*Records for the exercise*:
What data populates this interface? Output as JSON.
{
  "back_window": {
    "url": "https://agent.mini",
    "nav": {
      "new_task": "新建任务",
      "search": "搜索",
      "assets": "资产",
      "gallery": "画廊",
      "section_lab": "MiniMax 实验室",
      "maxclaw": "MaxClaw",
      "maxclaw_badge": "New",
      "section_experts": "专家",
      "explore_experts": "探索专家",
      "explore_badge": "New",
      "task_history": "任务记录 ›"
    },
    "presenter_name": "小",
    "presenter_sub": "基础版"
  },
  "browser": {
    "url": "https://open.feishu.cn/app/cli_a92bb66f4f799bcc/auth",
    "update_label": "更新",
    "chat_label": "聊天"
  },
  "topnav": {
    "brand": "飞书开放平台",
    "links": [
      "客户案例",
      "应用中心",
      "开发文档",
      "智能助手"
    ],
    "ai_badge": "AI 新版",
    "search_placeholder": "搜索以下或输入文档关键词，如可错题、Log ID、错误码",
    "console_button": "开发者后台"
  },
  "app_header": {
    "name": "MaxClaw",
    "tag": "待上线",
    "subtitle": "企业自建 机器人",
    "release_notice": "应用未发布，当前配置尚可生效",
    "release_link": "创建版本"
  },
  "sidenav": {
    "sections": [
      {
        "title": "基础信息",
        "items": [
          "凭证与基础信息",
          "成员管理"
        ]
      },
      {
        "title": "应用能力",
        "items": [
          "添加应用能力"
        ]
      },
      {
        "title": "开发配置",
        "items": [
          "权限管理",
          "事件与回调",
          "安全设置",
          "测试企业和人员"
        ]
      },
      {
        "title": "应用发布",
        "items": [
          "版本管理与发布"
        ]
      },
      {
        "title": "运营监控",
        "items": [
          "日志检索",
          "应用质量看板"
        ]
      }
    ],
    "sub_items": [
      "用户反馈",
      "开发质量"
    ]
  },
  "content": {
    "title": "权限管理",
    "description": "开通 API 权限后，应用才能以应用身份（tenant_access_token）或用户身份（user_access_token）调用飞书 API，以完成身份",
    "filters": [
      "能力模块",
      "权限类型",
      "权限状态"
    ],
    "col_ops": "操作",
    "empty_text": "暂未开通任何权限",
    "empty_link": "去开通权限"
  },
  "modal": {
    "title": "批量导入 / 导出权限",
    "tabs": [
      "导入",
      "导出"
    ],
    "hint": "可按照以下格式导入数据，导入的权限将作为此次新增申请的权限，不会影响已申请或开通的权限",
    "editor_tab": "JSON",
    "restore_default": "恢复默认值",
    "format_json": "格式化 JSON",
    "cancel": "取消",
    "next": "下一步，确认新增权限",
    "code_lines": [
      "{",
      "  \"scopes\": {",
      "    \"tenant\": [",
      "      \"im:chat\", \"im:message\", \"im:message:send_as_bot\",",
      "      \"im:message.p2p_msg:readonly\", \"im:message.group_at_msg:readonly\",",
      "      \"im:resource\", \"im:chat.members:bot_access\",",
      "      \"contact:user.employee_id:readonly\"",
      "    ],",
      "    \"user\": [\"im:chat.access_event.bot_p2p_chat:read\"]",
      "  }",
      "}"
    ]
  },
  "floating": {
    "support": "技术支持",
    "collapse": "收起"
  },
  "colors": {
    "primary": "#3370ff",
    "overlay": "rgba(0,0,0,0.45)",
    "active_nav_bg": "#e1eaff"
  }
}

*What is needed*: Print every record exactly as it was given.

*Answer box*:
What data populates this interface? Output as JSON.
{
  "back_window": {
    "url": "https://agent.mini",
    "nav": {
      "new_task": "新建任务",
      "search": "搜索",
      "assets": "资产",
      "gallery": "画廊",
      "section_lab": "MiniMax 实验室",
      "maxclaw": "MaxClaw",
      "maxclaw_badge": "New",
      "section_experts": "专家",
      "explore_experts": "探索专家",
      "explore_badge": "New",
      "task_history": "任务记录 ›"
    },
    "presenter_name": "小",
    "presenter_sub": "基础版"
  },
  "browser": {
    "url": "https://open.feishu.cn/app/cli_a92bb66f4f799bcc/auth",
    "update_label": "更新",
    "chat_label": "聊天"
  },
  "topnav": {
    "brand": "飞书开放平台",
    "links": [
      "客户案例",
      "应用中心",
      "开发文档",
      "智能助手"
    ],
    "ai_badge": "AI 新版",
    "search_placeholder": "搜索以下或输入文档关键词，如可错题、Log ID、错误码",
    "console_button": "开发者后台"
  },
  "app_header": {
    "name": "MaxClaw",
    "tag": "待上线",
    "subtitle": "企业自建 机器人",
    "release_notice": "应用未发布，当前配置尚可生效",
    "release_link": "创建版本"
  },
  "sidenav": {
    "sections": [
      {
        "title": "基础信息",
        "items": [
          "凭证与基础信息",
          "成员管理"
        ]
      },
      {
        "title": "应用能力",
        "items": [
          "添加应用能力"
        ]
      },
      {
        "title": "开发配置",
        "items": [
          "权限管理",
          "事件与回调",
          "安全设置",
          "测试企业和人员"
        ]
      },
      {
        "title": "应用发布",
        "items": [
          "版本管理与发布"
        ]
      },
      {
        "title": "运营监控",
        "items": [
          "日志检索",
          "应用质量看板"
        ]
      }
    ],
    "sub_items": [
      "用户反馈",
      "开发质量"
    ]
  },
  "content": {
    "title": "权限管理",
    "description": "开通 API 权限后，应用才能以应用身份（tenant_access_token）或用户身份（user_access_token）调用飞书 API，以完成身份",
    "filters": [
      "能力模块",
      "权限类型",
      "权限状态"
    ],
    "col_ops": "操作",
    "empty_text": "暂未开通任何权限",
    "empty_link": "去开通权限"
  },
  "modal": {
    "title": "批量导入 / 导出权限",
    "tabs": [
      "导入",
      "导出"
    ],
    "hint": "可按照以下格式导入数据，导入的权限将作为此次新增申请的权限，不会影响已申请或开通的权限",
    "editor_tab": "JSON",
    "restore_default": "恢复默认值",
    "format_json": "格式化 JSON",
    "cancel": "取消",
    "next": "下一步，确认新增权限",
    "code_lines": [
      "{",
      "  \"scopes\": {",
      "    \"tenant\": [",
      "      \"im:chat\", \"im:message\", \"im:message:send_as_bot\",",
      "      \"im:message.p2p_msg:readonly\", \"im:message.group_at_msg:readonly\",",
      "      \"im:resource\", \"im:chat.members:bot_access\",",
      "      \"contact:user.employee_id:readonly\"",
      "    ],",
      "    \"user\": [\"im:chat.access_event.bot_p2p_chat:read\"]",
      "  }",
      "}"
    ]
  },
  "floating": {
    "support": "技术支持",
    "collapse": "收起"
  },
  "colors": {
    "primary": "#3370ff",
    "overlay": "rgba(0,0,0,0.45)",
    "active_nav_bg": "#e1eaff"
  }
}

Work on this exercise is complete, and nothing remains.